• PROVIDED INFORMATION:
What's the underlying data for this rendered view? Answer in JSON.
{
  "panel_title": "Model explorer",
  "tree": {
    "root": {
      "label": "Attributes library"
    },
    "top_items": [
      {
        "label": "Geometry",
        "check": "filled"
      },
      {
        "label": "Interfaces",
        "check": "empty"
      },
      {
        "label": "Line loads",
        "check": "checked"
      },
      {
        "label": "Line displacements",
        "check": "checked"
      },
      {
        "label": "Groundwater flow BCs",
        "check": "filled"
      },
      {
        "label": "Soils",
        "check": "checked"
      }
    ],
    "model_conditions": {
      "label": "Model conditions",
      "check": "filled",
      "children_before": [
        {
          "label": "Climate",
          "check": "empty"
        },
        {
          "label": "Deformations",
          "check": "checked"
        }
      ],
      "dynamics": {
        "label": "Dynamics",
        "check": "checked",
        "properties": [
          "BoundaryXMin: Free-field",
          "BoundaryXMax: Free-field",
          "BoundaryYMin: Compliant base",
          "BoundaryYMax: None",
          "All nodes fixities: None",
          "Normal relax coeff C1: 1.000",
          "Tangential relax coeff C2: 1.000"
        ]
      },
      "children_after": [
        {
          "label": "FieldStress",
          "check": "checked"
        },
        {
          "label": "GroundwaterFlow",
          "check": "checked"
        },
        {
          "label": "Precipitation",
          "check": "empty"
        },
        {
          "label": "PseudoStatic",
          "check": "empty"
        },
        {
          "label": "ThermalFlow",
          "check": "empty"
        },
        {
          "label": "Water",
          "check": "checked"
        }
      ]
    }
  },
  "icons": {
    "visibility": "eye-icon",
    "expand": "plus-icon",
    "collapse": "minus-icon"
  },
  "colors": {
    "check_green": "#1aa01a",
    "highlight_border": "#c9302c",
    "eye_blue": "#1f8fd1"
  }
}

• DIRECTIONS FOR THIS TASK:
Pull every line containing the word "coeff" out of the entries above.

• TASK RESULT:
          "Normal relax coeff C1: 1.000",
          "Tangential relax coeff C2: 1.000"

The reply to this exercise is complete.